## TASK INSTRUCTIONS
Output the records exactly, with no line skipped.

## SUPPLIED DATA

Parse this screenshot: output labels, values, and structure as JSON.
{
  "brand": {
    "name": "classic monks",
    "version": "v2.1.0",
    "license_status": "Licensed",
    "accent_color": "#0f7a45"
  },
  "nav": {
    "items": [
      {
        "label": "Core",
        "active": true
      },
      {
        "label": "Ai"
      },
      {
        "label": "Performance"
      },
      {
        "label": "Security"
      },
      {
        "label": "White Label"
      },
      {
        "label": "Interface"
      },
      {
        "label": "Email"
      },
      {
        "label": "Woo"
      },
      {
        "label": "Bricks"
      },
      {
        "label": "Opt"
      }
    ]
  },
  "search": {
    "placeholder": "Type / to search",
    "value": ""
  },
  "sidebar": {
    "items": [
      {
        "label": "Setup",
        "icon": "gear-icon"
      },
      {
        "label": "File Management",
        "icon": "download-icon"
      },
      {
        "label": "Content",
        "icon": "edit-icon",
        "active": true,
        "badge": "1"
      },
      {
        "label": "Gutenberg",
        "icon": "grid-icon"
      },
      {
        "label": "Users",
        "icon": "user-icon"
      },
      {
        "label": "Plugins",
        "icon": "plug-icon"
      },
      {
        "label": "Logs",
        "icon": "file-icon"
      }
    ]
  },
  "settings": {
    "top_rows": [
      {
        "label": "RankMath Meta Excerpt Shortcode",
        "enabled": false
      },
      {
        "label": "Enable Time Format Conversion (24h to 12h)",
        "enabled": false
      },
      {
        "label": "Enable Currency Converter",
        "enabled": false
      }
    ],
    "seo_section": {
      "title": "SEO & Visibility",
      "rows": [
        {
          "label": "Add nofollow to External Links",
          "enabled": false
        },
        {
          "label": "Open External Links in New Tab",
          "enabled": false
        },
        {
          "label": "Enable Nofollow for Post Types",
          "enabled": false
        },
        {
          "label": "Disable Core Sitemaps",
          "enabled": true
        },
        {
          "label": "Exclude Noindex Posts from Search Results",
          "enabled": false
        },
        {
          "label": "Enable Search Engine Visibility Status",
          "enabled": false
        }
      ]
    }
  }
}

## EXERCISE SOLUTION
Parse this screenshot: output labels, values, and structure as JSON.
{
  "brand": {
    "name": "classic monks",
    "version": "v2.1.0",
    "license_status": "Licensed",
    "accent_color": "#0f7a45"
  },
  "nav": {
    "items": [
      {
        "label": "Core",
        "active": true
      },
      {
        "label": "Ai"
      },
      {
        "label": "Performance"
      },
      {
        "label": "Security"
      },
      {
        "label": "White Label"
      },
      {
        "label": "Interface"
      },
      {
        "label": "Email"
      },
      {
        "label": "Woo"
      },
      {
        "label": "Bricks"
      },
      {
        "label": "Opt"
      }
    ]
  },
  "search": {
    "placeholder": "Type / to search",
    "value": ""
  },
  "sidebar": {
    "items": [
      {
        "label": "Setup",
        "icon": "gear-icon"
      },
      {
        "label": "File Management",
        "icon": "download-icon"
      },
      {
        "label": "Content",
        "icon": "edit-icon",
        "active": true,
        "badge": "1"
      },
      {
        "label": "Gutenberg",
        "icon": "grid-icon"
      },
      {
        "label": "Users",
        "icon": "user-icon"
      },
      {
        "label": "Plugins",
        "icon": "plug-icon"
      },
      {
        "label": "Logs",
        "icon": "file-icon"
      }
    ]
  },
  "settings": {
    "top_rows": [
      {
        "label": "RankMath Meta Excerpt Shortcode",
        "enabled": false
      },
      {
        "label": "Enable Time Format Conversion (24h to 12h)",
        "enabled": false
      },
      {
        "label": "Enable Currency Converter",
        "enabled": false
      }
    ],
    "seo_section": {
      "title": "SEO & Visibility",
      "rows": [
        {
          "label": "Add nofollow to External Links",
          "enabled": false
        },
        {
          "label": "Open External Links in New Tab",
          "enabled": false
        },
        {
          "label": "Enable Nofollow for Post Types",
          "enabled": false
        },
        {
          "label": "Disable Core Sitemaps",
          "enabled": true
        },
        {
          "label": "Exclude Noindex Posts from Search Results",
          "enabled": false
        },
        {
          "label": "Enable Search Engine Visibility Status",
          "enabled": false
        }
      ]
    }
  }
}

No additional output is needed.